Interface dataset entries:
::::::::
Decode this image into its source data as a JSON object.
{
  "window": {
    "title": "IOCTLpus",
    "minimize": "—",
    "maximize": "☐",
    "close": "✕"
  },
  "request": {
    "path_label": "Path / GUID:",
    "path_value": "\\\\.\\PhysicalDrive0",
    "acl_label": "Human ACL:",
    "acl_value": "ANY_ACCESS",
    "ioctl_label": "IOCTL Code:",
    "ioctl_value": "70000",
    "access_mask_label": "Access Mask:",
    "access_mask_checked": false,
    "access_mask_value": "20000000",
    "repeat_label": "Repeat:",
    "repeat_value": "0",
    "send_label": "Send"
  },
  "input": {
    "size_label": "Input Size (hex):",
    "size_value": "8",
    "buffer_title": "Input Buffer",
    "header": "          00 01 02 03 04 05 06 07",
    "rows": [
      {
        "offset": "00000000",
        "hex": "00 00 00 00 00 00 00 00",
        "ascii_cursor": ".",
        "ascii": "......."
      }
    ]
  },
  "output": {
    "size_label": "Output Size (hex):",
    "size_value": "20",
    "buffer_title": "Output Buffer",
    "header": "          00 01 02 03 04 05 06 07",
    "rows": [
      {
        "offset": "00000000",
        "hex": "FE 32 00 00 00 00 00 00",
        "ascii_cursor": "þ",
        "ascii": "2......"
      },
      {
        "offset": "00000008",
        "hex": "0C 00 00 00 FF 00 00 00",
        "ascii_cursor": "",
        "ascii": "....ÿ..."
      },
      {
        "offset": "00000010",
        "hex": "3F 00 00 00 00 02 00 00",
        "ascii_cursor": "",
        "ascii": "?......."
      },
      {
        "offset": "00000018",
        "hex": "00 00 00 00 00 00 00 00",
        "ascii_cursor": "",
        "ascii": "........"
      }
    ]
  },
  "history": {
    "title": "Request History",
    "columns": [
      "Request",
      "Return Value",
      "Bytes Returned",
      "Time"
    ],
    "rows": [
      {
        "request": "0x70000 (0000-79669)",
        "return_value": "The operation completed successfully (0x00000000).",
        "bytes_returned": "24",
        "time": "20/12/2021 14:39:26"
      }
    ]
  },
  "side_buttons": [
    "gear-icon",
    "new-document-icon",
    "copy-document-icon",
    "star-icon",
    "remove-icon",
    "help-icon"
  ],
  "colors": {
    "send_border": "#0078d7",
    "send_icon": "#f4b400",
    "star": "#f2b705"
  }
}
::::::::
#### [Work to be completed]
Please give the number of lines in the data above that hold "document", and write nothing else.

#### [Solution below]
2